[Data to use — start]

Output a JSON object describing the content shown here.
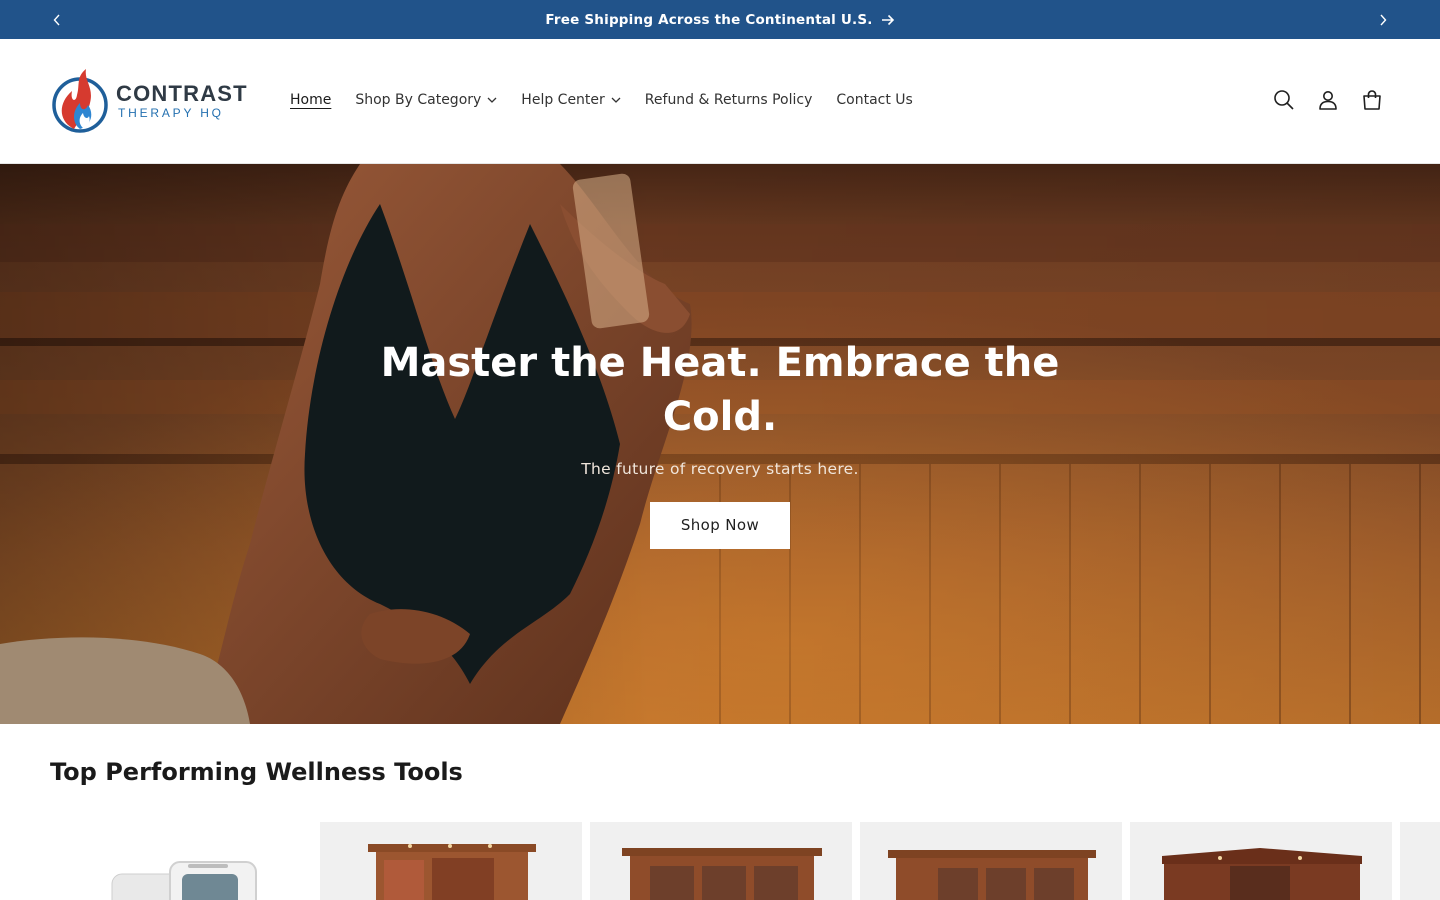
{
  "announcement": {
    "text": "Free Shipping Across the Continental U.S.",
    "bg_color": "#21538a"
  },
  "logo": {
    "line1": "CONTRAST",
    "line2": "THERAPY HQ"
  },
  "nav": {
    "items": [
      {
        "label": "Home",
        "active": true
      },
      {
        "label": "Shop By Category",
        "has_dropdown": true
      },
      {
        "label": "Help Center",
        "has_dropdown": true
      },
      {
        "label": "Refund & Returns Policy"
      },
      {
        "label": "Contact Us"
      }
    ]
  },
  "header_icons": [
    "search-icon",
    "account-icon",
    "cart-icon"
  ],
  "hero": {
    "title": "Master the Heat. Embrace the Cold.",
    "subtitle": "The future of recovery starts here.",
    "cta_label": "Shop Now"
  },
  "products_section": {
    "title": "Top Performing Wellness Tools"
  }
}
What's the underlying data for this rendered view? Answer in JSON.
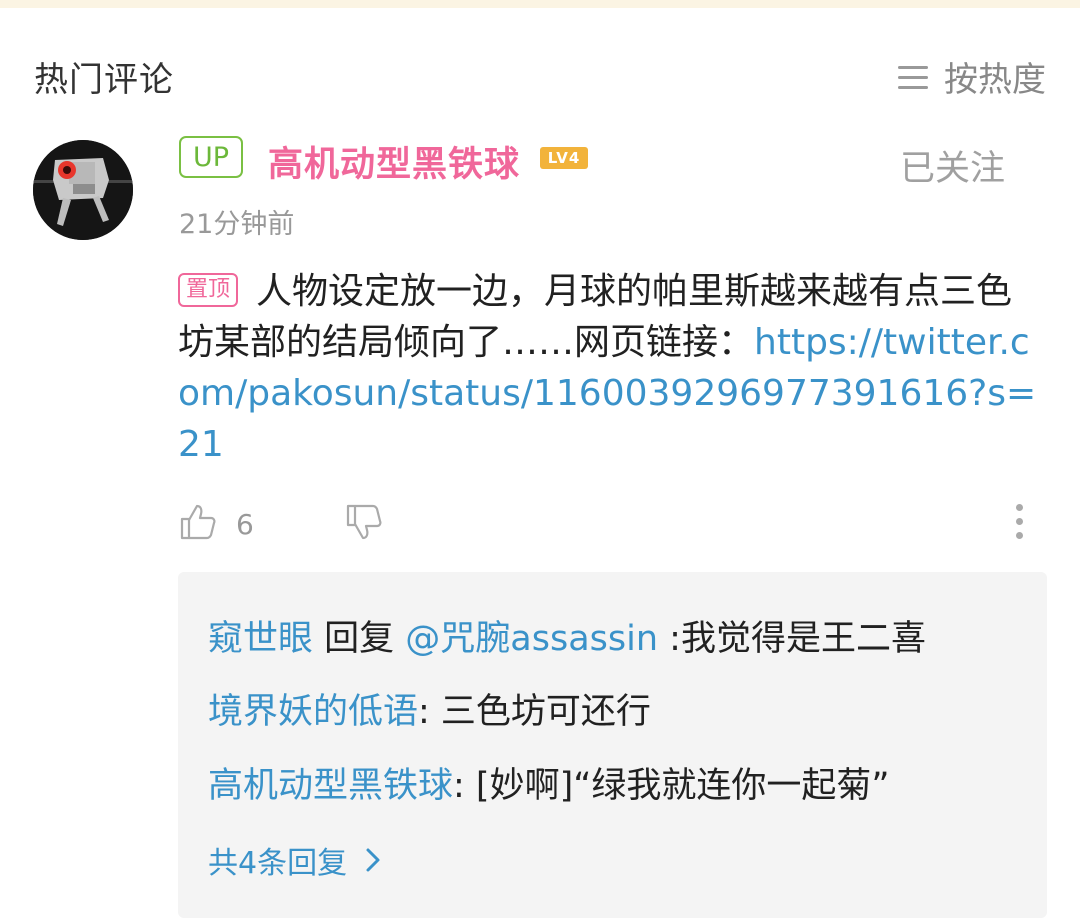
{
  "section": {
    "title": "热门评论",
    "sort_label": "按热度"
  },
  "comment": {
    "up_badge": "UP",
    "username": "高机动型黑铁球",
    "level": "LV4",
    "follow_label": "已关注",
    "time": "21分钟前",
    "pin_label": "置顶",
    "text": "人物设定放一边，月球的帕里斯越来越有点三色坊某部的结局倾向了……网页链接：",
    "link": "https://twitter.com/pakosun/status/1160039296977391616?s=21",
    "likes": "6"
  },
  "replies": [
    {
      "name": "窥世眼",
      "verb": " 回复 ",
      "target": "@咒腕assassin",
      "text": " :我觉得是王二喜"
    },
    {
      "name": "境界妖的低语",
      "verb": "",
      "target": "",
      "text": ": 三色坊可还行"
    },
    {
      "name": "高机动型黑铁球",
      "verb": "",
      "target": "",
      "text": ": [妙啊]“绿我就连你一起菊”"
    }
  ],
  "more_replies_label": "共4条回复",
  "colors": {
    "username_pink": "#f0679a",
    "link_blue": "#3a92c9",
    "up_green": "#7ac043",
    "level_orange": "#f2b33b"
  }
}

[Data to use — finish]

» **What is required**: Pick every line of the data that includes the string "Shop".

» **Task response**:
        "label": "Shop By Category",
    "cta_label": "Shop Now"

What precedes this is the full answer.